== About this exercise ==
Search the entries below for "免费试用" and copy each matching line.

== Supplied information ==
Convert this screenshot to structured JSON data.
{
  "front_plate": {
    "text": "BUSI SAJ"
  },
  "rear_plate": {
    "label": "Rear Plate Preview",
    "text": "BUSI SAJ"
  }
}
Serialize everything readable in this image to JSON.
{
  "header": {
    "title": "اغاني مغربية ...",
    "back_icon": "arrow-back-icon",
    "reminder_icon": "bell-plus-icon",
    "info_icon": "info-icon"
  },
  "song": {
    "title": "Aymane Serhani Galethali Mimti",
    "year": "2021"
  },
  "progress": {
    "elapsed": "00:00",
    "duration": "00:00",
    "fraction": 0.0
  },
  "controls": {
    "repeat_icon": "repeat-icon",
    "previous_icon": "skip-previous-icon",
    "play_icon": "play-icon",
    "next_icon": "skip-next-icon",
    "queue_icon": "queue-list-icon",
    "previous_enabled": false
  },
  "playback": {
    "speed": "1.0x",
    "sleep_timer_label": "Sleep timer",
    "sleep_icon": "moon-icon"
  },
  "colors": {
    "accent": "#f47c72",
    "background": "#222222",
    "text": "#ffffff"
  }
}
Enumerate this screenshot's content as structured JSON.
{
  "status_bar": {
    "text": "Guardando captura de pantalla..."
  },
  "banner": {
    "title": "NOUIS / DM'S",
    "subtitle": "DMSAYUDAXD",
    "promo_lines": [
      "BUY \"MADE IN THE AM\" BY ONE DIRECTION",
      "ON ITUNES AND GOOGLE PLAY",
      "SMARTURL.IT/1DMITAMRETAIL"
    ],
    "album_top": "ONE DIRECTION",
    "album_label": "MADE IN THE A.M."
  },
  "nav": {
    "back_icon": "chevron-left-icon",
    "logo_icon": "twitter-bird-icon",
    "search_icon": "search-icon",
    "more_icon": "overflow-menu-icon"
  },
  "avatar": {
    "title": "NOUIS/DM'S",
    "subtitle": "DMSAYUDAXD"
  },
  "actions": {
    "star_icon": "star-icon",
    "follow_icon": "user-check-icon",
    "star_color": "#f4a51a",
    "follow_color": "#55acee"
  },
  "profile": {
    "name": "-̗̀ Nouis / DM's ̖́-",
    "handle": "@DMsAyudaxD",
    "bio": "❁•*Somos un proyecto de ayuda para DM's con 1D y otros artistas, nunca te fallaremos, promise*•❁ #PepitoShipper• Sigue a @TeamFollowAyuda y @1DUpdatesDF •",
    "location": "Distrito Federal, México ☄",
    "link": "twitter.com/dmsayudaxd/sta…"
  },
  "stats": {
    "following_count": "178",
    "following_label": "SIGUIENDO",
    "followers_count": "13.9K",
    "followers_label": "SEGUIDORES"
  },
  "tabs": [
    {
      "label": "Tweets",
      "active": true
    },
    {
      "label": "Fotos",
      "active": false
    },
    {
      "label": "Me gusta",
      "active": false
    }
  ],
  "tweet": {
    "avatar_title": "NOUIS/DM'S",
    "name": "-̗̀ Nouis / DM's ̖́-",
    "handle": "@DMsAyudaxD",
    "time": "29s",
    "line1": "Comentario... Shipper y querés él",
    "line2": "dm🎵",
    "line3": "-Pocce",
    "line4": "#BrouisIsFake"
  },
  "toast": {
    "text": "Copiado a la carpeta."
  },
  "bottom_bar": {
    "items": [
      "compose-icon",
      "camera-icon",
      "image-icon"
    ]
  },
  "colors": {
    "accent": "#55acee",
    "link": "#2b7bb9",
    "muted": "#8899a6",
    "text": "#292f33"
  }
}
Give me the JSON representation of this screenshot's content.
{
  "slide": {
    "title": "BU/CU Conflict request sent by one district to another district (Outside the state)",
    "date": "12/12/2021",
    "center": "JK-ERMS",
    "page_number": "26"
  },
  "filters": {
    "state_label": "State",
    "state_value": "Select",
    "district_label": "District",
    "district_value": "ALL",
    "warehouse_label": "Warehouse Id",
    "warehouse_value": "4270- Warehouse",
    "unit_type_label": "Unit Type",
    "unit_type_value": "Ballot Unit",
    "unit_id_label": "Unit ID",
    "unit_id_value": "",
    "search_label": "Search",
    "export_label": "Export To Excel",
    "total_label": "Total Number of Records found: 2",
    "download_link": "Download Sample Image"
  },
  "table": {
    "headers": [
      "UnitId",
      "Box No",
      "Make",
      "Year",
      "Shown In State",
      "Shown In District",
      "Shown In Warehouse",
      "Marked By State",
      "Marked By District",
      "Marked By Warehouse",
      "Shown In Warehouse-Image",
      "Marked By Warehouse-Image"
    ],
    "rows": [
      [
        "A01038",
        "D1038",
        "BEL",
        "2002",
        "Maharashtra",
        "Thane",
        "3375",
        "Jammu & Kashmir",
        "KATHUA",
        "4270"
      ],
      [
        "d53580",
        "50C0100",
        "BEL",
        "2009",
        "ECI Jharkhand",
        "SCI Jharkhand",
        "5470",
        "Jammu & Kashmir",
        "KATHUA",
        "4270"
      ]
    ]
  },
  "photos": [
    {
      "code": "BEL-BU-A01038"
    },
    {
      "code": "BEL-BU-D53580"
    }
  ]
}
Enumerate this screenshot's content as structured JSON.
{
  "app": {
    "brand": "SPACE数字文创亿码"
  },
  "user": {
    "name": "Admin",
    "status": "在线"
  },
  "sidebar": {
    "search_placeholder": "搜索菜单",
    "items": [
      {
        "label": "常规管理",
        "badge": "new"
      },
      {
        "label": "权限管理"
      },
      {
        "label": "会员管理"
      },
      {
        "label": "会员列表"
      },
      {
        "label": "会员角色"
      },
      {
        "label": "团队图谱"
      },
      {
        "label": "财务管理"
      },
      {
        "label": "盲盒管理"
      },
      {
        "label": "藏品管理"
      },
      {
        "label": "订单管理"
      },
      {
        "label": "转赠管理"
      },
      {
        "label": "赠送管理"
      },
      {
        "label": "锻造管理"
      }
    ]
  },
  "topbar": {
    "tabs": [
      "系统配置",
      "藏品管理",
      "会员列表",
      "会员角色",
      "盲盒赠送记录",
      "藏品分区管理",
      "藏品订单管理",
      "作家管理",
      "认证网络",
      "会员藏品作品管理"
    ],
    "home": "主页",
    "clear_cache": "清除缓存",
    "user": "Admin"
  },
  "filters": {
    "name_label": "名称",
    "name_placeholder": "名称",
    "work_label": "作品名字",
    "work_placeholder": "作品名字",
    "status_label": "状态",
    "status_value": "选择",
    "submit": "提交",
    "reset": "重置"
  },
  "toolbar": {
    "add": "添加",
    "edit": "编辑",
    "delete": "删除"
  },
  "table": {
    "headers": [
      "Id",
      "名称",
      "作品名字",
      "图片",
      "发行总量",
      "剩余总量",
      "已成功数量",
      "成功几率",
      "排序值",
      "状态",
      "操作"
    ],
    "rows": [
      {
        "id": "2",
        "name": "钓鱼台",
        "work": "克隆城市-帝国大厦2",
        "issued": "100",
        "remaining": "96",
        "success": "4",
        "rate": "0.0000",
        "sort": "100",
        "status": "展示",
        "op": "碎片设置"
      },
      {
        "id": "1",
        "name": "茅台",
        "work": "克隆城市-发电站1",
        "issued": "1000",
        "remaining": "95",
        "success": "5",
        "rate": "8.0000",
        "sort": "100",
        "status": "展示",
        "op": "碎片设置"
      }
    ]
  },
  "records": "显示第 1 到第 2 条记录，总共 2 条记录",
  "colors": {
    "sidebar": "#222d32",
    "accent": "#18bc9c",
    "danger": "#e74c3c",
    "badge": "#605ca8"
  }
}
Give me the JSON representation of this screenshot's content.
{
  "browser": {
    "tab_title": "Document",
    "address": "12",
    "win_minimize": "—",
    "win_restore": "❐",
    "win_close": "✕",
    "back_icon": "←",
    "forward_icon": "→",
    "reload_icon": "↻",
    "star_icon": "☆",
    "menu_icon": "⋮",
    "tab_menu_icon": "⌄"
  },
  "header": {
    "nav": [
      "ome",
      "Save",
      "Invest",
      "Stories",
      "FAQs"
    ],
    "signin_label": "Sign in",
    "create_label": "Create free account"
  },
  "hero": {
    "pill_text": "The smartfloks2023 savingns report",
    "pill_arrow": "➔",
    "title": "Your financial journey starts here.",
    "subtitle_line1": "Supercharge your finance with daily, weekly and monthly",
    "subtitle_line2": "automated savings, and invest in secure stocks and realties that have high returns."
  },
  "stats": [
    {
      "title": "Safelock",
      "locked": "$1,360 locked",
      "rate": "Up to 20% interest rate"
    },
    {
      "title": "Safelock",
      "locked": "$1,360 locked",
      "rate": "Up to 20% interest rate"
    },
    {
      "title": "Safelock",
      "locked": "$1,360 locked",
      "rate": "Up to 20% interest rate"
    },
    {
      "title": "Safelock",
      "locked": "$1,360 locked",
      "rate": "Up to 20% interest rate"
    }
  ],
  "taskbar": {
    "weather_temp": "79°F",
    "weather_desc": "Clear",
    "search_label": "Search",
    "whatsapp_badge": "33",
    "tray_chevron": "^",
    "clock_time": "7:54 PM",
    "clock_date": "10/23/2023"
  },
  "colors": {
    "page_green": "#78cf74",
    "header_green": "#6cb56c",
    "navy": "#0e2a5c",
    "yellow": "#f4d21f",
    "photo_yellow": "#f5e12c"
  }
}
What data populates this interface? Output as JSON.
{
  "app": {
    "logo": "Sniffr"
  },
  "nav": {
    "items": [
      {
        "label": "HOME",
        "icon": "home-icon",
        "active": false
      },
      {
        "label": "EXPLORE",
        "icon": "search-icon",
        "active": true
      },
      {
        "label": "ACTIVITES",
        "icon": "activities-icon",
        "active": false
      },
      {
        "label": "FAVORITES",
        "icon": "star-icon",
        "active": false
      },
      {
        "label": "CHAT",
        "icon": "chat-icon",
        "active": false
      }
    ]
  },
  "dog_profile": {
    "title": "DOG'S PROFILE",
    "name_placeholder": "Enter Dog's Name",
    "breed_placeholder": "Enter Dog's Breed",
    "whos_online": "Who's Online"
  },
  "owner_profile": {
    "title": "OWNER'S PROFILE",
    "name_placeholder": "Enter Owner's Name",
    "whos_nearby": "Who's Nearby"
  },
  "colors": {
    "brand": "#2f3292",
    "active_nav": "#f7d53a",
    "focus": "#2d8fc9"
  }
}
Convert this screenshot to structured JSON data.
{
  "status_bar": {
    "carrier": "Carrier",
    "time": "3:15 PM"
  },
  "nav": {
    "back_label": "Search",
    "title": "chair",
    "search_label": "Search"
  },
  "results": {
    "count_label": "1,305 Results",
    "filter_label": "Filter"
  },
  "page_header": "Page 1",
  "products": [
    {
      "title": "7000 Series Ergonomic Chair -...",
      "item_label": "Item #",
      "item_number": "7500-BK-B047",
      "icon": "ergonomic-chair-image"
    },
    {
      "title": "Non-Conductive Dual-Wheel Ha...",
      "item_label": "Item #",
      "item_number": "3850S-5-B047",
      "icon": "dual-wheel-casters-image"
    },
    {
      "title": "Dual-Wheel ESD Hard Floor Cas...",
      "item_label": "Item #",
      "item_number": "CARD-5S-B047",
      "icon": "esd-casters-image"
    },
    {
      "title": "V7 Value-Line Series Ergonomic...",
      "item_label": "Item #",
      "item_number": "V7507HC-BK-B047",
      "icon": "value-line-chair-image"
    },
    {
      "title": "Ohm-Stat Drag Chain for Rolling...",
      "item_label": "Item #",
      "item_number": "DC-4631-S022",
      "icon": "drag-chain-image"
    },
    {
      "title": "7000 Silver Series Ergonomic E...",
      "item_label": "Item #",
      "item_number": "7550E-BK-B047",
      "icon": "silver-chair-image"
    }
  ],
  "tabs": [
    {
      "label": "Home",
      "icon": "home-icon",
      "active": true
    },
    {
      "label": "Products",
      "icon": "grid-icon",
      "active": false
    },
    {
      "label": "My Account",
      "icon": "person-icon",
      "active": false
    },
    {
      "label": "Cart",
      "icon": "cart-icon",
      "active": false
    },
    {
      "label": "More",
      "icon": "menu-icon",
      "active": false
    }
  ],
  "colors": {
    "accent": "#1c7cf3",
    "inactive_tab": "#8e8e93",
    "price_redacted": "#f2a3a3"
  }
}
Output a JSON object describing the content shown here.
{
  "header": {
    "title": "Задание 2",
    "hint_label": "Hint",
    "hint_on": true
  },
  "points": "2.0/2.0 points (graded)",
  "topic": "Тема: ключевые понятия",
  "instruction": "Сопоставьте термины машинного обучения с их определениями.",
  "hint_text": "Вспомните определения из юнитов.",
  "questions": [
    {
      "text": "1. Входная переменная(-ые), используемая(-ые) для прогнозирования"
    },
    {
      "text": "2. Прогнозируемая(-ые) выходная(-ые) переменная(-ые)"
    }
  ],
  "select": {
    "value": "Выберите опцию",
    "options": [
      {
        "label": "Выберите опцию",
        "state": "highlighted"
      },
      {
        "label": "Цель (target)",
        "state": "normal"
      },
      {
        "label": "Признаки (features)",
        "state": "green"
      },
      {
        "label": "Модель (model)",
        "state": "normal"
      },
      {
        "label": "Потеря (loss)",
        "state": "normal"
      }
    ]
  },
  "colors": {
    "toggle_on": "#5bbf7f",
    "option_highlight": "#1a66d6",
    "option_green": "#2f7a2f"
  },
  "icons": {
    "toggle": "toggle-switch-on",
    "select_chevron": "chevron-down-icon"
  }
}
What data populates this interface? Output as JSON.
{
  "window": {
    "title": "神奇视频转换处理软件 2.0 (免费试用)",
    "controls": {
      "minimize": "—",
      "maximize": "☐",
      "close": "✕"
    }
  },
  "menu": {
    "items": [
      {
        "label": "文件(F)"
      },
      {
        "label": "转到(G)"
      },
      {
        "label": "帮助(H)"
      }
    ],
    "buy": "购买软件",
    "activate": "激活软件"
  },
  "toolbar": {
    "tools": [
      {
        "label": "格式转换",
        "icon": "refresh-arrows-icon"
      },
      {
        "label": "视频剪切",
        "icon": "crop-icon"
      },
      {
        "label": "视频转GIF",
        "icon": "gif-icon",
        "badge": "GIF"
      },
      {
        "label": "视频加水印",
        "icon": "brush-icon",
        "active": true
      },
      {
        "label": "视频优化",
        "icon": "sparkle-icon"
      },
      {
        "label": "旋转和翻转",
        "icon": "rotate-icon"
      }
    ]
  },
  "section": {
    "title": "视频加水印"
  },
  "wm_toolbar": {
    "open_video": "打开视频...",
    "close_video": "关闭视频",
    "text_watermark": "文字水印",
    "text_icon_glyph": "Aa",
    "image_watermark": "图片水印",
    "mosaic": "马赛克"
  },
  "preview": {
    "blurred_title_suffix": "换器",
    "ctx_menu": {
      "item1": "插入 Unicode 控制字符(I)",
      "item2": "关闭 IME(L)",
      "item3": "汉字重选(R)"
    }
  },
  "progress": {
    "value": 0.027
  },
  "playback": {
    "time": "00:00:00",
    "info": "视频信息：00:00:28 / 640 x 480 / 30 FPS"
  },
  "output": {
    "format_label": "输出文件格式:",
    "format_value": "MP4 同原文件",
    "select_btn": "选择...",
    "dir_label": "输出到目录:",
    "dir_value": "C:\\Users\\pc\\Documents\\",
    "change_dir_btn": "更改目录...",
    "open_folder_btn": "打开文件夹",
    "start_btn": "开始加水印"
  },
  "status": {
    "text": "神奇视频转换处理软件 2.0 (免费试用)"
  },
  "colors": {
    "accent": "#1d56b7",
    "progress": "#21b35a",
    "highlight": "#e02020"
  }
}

== Task response ==
    "title": "神奇视频转换处理软件 2.0 (免费试用)",
    "text": "神奇视频转换处理软件 2.0 (免费试用)"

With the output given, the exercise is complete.